At the end of the 2008–09 academic year, after a term of 14 years, Quigley plans to resign from his posts as Dean of Columbia College and Lucy G. Moses Professor; beginning in academic year 2009–10, he will "continue to teach at Columbia and conduct research as the Brander Matthews Professor of Dramatic Literature and also will serve as special adviser to the president [of Columbia University] for undergraduate education."[3]

His scholarly and critical specialities explore "the nature and status of explanatory frameworks in literary studies, and his work has focused on the interface between literary and linguistic theory and modern philosophy of language," the plays of Harold Pinter, and related topics in modern drama and theatre.[1] When he became Dean of Columbia College in 1995, he had completed writing Theoretical Inquiry: Language, Linguistics, and Literary Studies, in which "he explores the capacity of theory to clarify the unexpected rather than confirm the presupposed,"[1] which was published by Yale University Press in 2004.

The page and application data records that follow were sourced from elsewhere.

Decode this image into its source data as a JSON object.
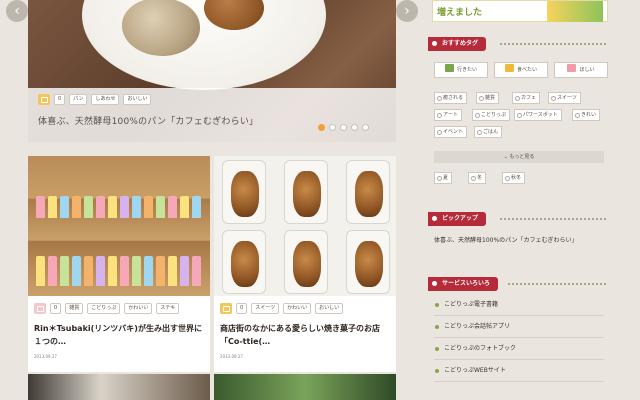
{
  "nav": {
    "prev_label": "‹",
    "next_label": "›"
  },
  "hero": {
    "likes": "0",
    "tags": [
      "パン",
      "しあわせ",
      "おいしい"
    ],
    "title": "体喜ぶ、天然酵母100%のパン「カフェむぎわらい」",
    "dots": 5
  },
  "cards": [
    {
      "likes": "0",
      "tags": [
        "雑貨",
        "こどりっぷ",
        "かわいい",
        "ステキ"
      ],
      "title": "Rin＊Tsubaki(リンツバキ)が生み出す世界に１つの…",
      "date": "2013.09.27"
    },
    {
      "likes": "0",
      "tags": [
        "スイーツ",
        "かわいい",
        "おいしい"
      ],
      "title": "商店街のなかにある愛らしい焼き菓子のお店「Co-ttie(…",
      "date": "2013.09.27"
    }
  ],
  "sidebar": {
    "banner": "増えました",
    "recommended_tag_title": "おすすめタグ",
    "mood_buttons": [
      {
        "label": "行きたい",
        "color": "#7aa64a"
      },
      {
        "label": "食べたい",
        "color": "#f0b93c"
      },
      {
        "label": "ほしい",
        "color": "#f39aa8"
      }
    ],
    "tags": [
      "癒される",
      "雑貨",
      "カフェ",
      "スイーツ",
      "アート",
      "こどりっぷ",
      "パワースポット",
      "きれい",
      "イベント",
      "ごはん"
    ],
    "more_label": "もっと見る",
    "season_tags": [
      "夏",
      "冬",
      "秋冬"
    ],
    "pickup_title": "ピックアップ",
    "pickup_item": "体喜ぶ、天然酵母100%のパン「カフェむぎわらい」",
    "service_title": "サービスいろいろ",
    "services": [
      "こどりっぷ電子書籍",
      "こどりっぷ会話帖アプリ",
      "こどりっぷのフォトブック",
      "こどりっぷWEBサイト"
    ]
  }
}
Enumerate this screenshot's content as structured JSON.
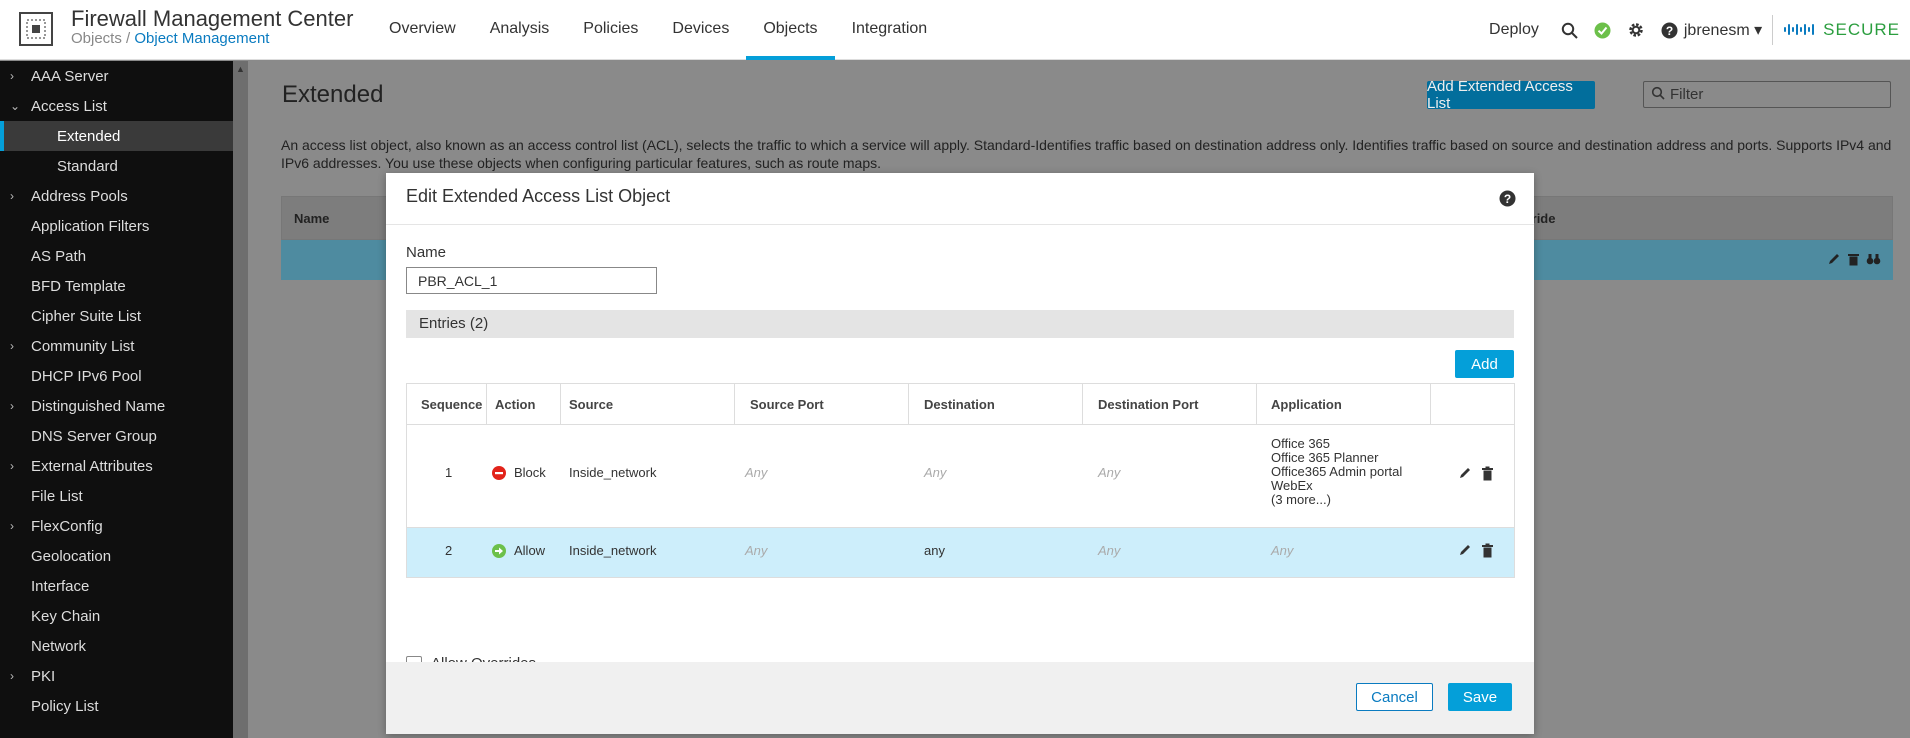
{
  "header": {
    "app_title": "Firewall Management Center",
    "breadcrumb": {
      "parent": "Objects",
      "separator": "/",
      "current": "Object Management"
    },
    "nav": [
      {
        "label": "Overview"
      },
      {
        "label": "Analysis"
      },
      {
        "label": "Policies"
      },
      {
        "label": "Devices"
      },
      {
        "label": "Objects"
      },
      {
        "label": "Integration"
      }
    ],
    "active_nav": "Objects",
    "deploy_label": "Deploy",
    "user_label": "jbrenesm ▾",
    "brand": "SECURE",
    "status_color": "#6cc04a",
    "accent": "#049fd9"
  },
  "sidebar": {
    "items": [
      {
        "label": "AAA Server",
        "chevron": "›"
      },
      {
        "label": "Access List",
        "chevron": "⌄"
      },
      {
        "label": "Extended",
        "chevron": ""
      },
      {
        "label": "Standard",
        "chevron": ""
      },
      {
        "label": "Address Pools",
        "chevron": "›"
      },
      {
        "label": "Application Filters",
        "chevron": ""
      },
      {
        "label": "AS Path",
        "chevron": ""
      },
      {
        "label": "BFD Template",
        "chevron": ""
      },
      {
        "label": "Cipher Suite List",
        "chevron": ""
      },
      {
        "label": "Community List",
        "chevron": "›"
      },
      {
        "label": "DHCP IPv6 Pool",
        "chevron": ""
      },
      {
        "label": "Distinguished Name",
        "chevron": "›"
      },
      {
        "label": "DNS Server Group",
        "chevron": ""
      },
      {
        "label": "External Attributes",
        "chevron": "›"
      },
      {
        "label": "File List",
        "chevron": ""
      },
      {
        "label": "FlexConfig",
        "chevron": "›"
      },
      {
        "label": "Geolocation",
        "chevron": ""
      },
      {
        "label": "Interface",
        "chevron": ""
      },
      {
        "label": "Key Chain",
        "chevron": ""
      },
      {
        "label": "Network",
        "chevron": ""
      },
      {
        "label": "PKI",
        "chevron": "›"
      },
      {
        "label": "Policy List",
        "chevron": ""
      }
    ]
  },
  "page": {
    "title": "Extended",
    "add_button": "Add Extended Access List",
    "filter_placeholder": "Filter",
    "description": "An access list object, also known as an access control list (ACL), selects the traffic to which a service will apply. Standard-Identifies traffic based on destination address only. Identifies traffic based on source and destination address and ports. Supports IPv4 and IPv6 addresses. You use these objects when configuring particular features, such as route maps.",
    "table_headers": {
      "name": "Name",
      "override": "Override"
    }
  },
  "modal": {
    "title": "Edit Extended Access List Object",
    "name_label": "Name",
    "name_value": "PBR_ACL_1",
    "entries_label": "Entries (2)",
    "add_label": "Add",
    "columns": [
      "Sequence",
      "Action",
      "Source",
      "Source Port",
      "Destination",
      "Destination Port",
      "Application"
    ],
    "rows": [
      {
        "sequence": "1",
        "action": "Block",
        "source": "Inside_network",
        "source_port": "Any",
        "destination": "Any",
        "destination_port": "Any",
        "application": [
          "Office 365",
          "Office 365 Planner",
          "Office365 Admin portal",
          "WebEx",
          "(3 more...)"
        ]
      },
      {
        "sequence": "2",
        "action": "Allow",
        "source": "Inside_network",
        "source_port": "Any",
        "destination": "any",
        "destination_port": "Any",
        "application": "Any"
      }
    ],
    "allow_overrides_label": "Allow Overrides",
    "cancel_label": "Cancel",
    "save_label": "Save",
    "block_color": "#e2231a",
    "allow_color": "#6cc04a"
  }
}
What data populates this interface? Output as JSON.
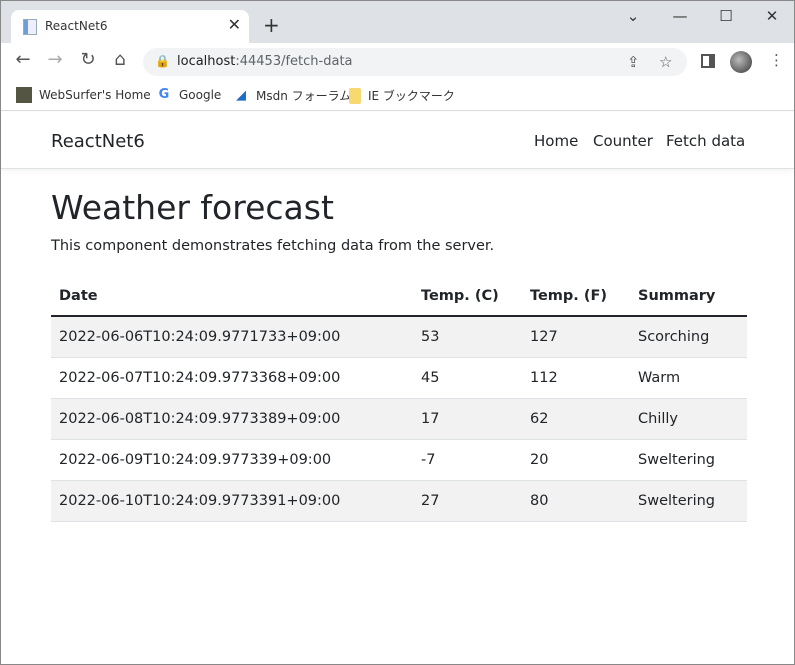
{
  "browser": {
    "tab_title": "ReactNet6",
    "url_host": "localhost",
    "url_rest": ":44453/fetch-data",
    "bookmarks": [
      {
        "label": "WebSurfer's Home",
        "icon": "site-icon"
      },
      {
        "label": "Google",
        "icon": "google-icon"
      },
      {
        "label": "Msdn フォーラム",
        "icon": "msdn-icon"
      },
      {
        "label": "IE ブックマーク",
        "icon": "folder-icon"
      }
    ]
  },
  "navbar": {
    "brand": "ReactNet6",
    "links": [
      "Home",
      "Counter",
      "Fetch data"
    ]
  },
  "main": {
    "title": "Weather forecast",
    "description": "This component demonstrates fetching data from the server.",
    "table": {
      "headers": [
        "Date",
        "Temp. (C)",
        "Temp. (F)",
        "Summary"
      ],
      "rows": [
        [
          "2022-06-06T10:24:09.9771733+09:00",
          "53",
          "127",
          "Scorching"
        ],
        [
          "2022-06-07T10:24:09.9773368+09:00",
          "45",
          "112",
          "Warm"
        ],
        [
          "2022-06-08T10:24:09.9773389+09:00",
          "17",
          "62",
          "Chilly"
        ],
        [
          "2022-06-09T10:24:09.977339+09:00",
          "-7",
          "20",
          "Sweltering"
        ],
        [
          "2022-06-10T10:24:09.9773391+09:00",
          "27",
          "80",
          "Sweltering"
        ]
      ]
    }
  }
}
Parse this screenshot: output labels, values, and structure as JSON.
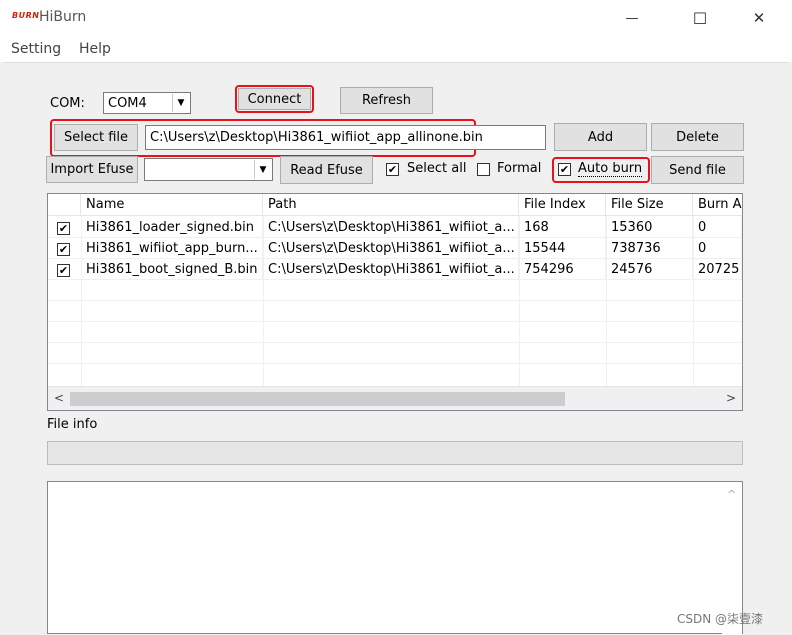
{
  "window": {
    "logo_text": "BURN",
    "title": "HiBurn",
    "minimize_glyph": "—",
    "maximize_glyph": "☐",
    "close_glyph": "✕"
  },
  "menu": {
    "items": [
      "Setting",
      "Help"
    ]
  },
  "com": {
    "label": "COM:",
    "value": "COM4",
    "connect_label": "Connect",
    "refresh_label": "Refresh"
  },
  "file": {
    "select_label": "Select file",
    "path": "C:\\Users\\z\\Desktop\\Hi3861_wifiiot_app_allinone.bin",
    "add_label": "Add",
    "delete_label": "Delete"
  },
  "efuse": {
    "import_label": "Import Efuse",
    "dropdown_value": "",
    "read_label": "Read Efuse",
    "select_all_label": "Select all",
    "select_all_checked": true,
    "formal_label": "Formal",
    "formal_checked": false,
    "auto_burn_label": "Auto burn",
    "auto_burn_checked": true,
    "send_file_label": "Send file"
  },
  "table": {
    "columns": [
      "Name",
      "Path",
      "File Index",
      "File Size",
      "Burn A"
    ],
    "rows": [
      {
        "checked": true,
        "name": "Hi3861_loader_signed.bin",
        "path": "C:\\Users\\z\\Desktop\\Hi3861_wifiiot_a...",
        "file_index": "168",
        "file_size": "15360",
        "burn_addr": "0"
      },
      {
        "checked": true,
        "name": "Hi3861_wifiiot_app_burn...",
        "path": "C:\\Users\\z\\Desktop\\Hi3861_wifiiot_a...",
        "file_index": "15544",
        "file_size": "738736",
        "burn_addr": "0"
      },
      {
        "checked": true,
        "name": "Hi3861_boot_signed_B.bin",
        "path": "C:\\Users\\z\\Desktop\\Hi3861_wifiiot_a...",
        "file_index": "754296",
        "file_size": "24576",
        "burn_addr": "20725"
      }
    ],
    "scroll_left_glyph": "<",
    "scroll_right_glyph": ">"
  },
  "file_info": {
    "label": "File info"
  },
  "log": {
    "scroll_up_glyph": "^"
  },
  "check_glyph": "✔",
  "dropdown_glyph": "▼",
  "watermark": "CSDN @柒壹漆",
  "colors": {
    "highlight": "#e8131a",
    "brand": "#d81e06"
  }
}
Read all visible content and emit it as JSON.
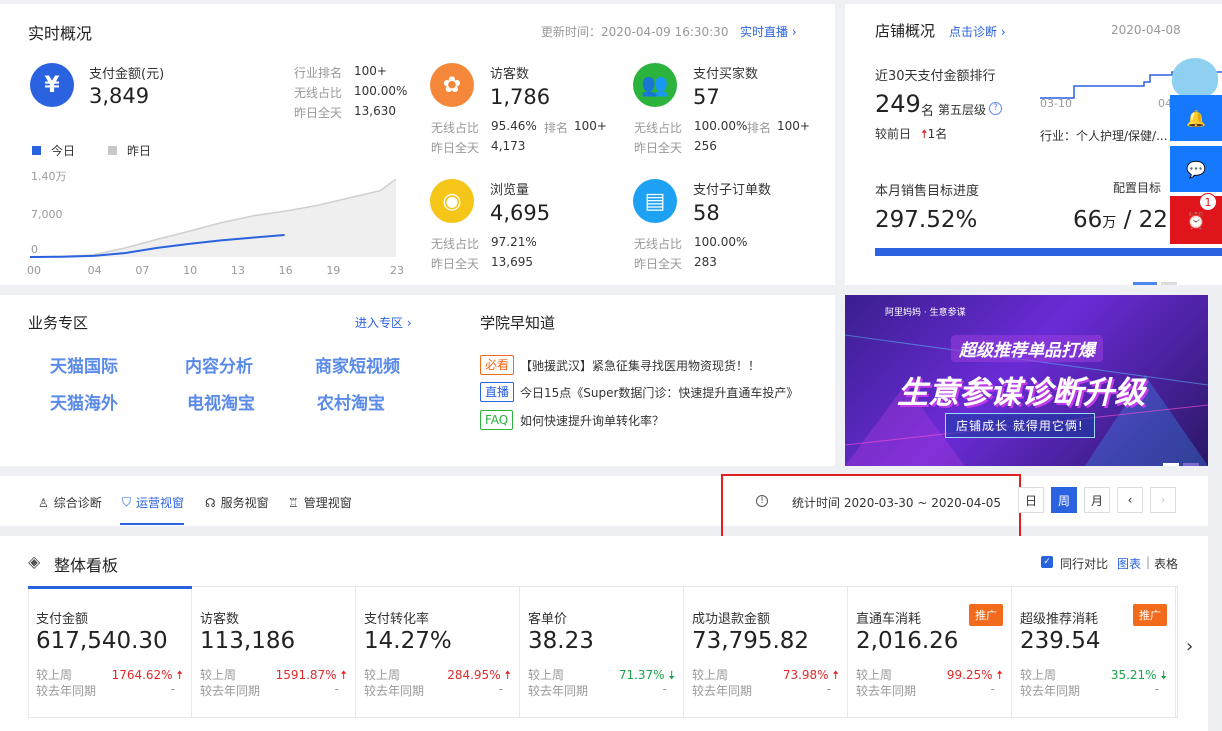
{
  "realtime": {
    "title": "实时概况",
    "update_time": "更新时间：2020-04-09 16:30:30",
    "live_link": "实时直播",
    "pay": {
      "label": "支付金额(元)",
      "value": "3,849",
      "rank_label": "行业排名",
      "rank_value": "100+",
      "wireless_label": "无线占比",
      "wireless_value": "100.00%",
      "yesterday_label": "昨日全天",
      "yesterday_value": "13,630"
    },
    "legend_today": "今日",
    "legend_yesterday": "昨日",
    "cells": [
      {
        "label": "访客数",
        "value": "1,786",
        "wireless_label": "无线占比",
        "wireless_value": "95.46%",
        "rank_label": "排名",
        "rank_value": "100+",
        "yesterday_label": "昨日全天",
        "yesterday_value": "4,173",
        "color": "#f5873a"
      },
      {
        "label": "支付买家数",
        "value": "57",
        "wireless_label": "无线占比",
        "wireless_value": "100.00%",
        "rank_label": "排名",
        "rank_value": "100+",
        "yesterday_label": "昨日全天",
        "yesterday_value": "256",
        "color": "#2bb33e"
      },
      {
        "label": "浏览量",
        "value": "4,695",
        "wireless_label": "无线占比",
        "wireless_value": "97.21%",
        "yesterday_label": "昨日全天",
        "yesterday_value": "13,695",
        "color": "#f5c518"
      },
      {
        "label": "支付子订单数",
        "value": "58",
        "wireless_label": "无线占比",
        "wireless_value": "100.00%",
        "yesterday_label": "昨日全天",
        "yesterday_value": "283",
        "color": "#1da1f2"
      }
    ]
  },
  "chart_data": {
    "type": "area",
    "x": [
      "00",
      "04",
      "07",
      "10",
      "13",
      "16",
      "19",
      "23"
    ],
    "y_ticks": [
      "1.40万",
      "7,000",
      "0"
    ],
    "ylim": [
      0,
      14000
    ],
    "series": [
      {
        "name": "今日",
        "x": [
          0,
          2,
          4,
          6,
          8,
          10,
          12,
          14,
          16
        ],
        "values": [
          0,
          50,
          200,
          700,
          1600,
          2300,
          2900,
          3400,
          3849
        ],
        "color": "#2a62e0"
      },
      {
        "name": "昨日",
        "x": [
          0,
          2,
          4,
          6,
          8,
          10,
          12,
          14,
          16,
          18,
          20,
          22,
          23
        ],
        "values": [
          0,
          100,
          400,
          1600,
          3100,
          4500,
          6000,
          7200,
          8000,
          9000,
          10300,
          11600,
          13630
        ],
        "color": "#cfcfcf"
      }
    ]
  },
  "store": {
    "title": "店铺概况",
    "diagnose": "点击诊断",
    "date": "2020-04-08",
    "rank_title": "近30天支付金额排行",
    "rank_value": "249",
    "rank_unit": "名",
    "rank_level": "第五层级",
    "compare_label": "较前日",
    "compare_value": "1名",
    "industry": "行业：个人护理/保健/...",
    "spark_x_start": "03-10",
    "spark_x_end": "04-0",
    "target_label": "本月销售目标进度",
    "target_value": "297.52%",
    "config_label": "配置目标",
    "amount": "66",
    "amount_unit": "万",
    "sep": "/",
    "amount2": "22",
    "target_progress": 1.0
  },
  "business": {
    "title": "业务专区",
    "enter": "进入专区",
    "items": [
      "天猫国际",
      "内容分析",
      "商家短视频",
      "天猫海外",
      "电视淘宝",
      "农村淘宝"
    ]
  },
  "academy": {
    "title": "学院早知道",
    "items": [
      {
        "tag": "必看",
        "text": "【驰援武汉】紧急征集寻找医用物资现货！！"
      },
      {
        "tag": "直播",
        "text": "今日15点《Super数据门诊：快速提升直通车投产》"
      },
      {
        "tag": "FAQ",
        "text": "如何快速提升询单转化率？"
      }
    ]
  },
  "banner": {
    "brand1": "阿里妈妈",
    "brand2": "生意参谋",
    "headline": "超级推荐单品打爆",
    "title": "生意参谋诊断升级",
    "subtitle": "店铺成长 就得用它俩!"
  },
  "tabs": [
    "综合诊断",
    "运营视窗",
    "服务视窗",
    "管理视窗"
  ],
  "stat_time": "统计时间 2020-03-30 ~ 2020-04-05",
  "period": [
    "日",
    "周",
    "月"
  ],
  "board": {
    "title": "整体看板",
    "compare_label": "同行对比",
    "view_chart": "图表",
    "view_sep": "|",
    "view_table": "表格",
    "last_week": "较上周",
    "last_year": "较去年同期",
    "dash": "-",
    "promo": "推广",
    "metrics": [
      {
        "label": "支付金额",
        "value": "617,540.30",
        "pct": "1764.62%",
        "dir": "up"
      },
      {
        "label": "访客数",
        "value": "113,186",
        "pct": "1591.87%",
        "dir": "up"
      },
      {
        "label": "支付转化率",
        "value": "14.27%",
        "pct": "284.95%",
        "dir": "up"
      },
      {
        "label": "客单价",
        "value": "38.23",
        "pct": "71.37%",
        "dir": "down"
      },
      {
        "label": "成功退款金额",
        "value": "73,795.82",
        "pct": "73.98%",
        "dir": "up"
      },
      {
        "label": "直通车消耗",
        "value": "2,016.26",
        "pct": "99.25%",
        "dir": "up"
      },
      {
        "label": "超级推荐消耗",
        "value": "239.54",
        "pct": "35.21%",
        "dir": "down"
      }
    ]
  },
  "sidebar": {
    "badge": "1"
  }
}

Selected bibliography[edit]

Articles and parts of books
  • "Creativity and Commitment in Trevor Griffith's Comedians". Modern Drama 24 (1981): 404-23.
  • "The Dumb Waiter: Undermining the Tacit Dimension". Modern Drama 21 (1978): 1-11.
  • "Pinter, Politics and Postmodernism (I)". 7–27 in The Cambridge Companion to Harold Pinter. Ed. and introd. Peter Raby. Cambridge, Eng., and New York: Cambridge UP, 2001. ISBN 0-521-65842-X (10). ISBN 978-0-521-65842-3 (13).
Books

Notes[edit]

  1. ^ a b c d e f g h i j "Quigley Named Columbia College Dean", Columbia University Record 20.30 (May 1995). Columbia University, 26 May 1995. Web. 8 Feb. 2009.
  2. ^ a b c d e f g "Austin E. Quigley" Archived June 24, 2010, at the Wayback Machine.. 2008 Alexander Hamilton Medal honoree biography. Alumni News. Columbia College of Columbia University. Web. 7 Feb. 2009.
  3. ^ a b c d Lisa Palladino and Ethan Rouen. "Dean Austin Quigley Presented with Hamilton Medal". Columbia College Today, Features. Columbia University, January/February 2009. Web. 7 Feb. 2009.
  4. ^ a b c For biographical and critical contexts of Quigley's work, see Merritt 137–70.

References[edit]

External links[edit]

Preceded by
Steven Marcus
Dean of Columbia College
1995–2009
Succeeded by
Michele Moody-Adams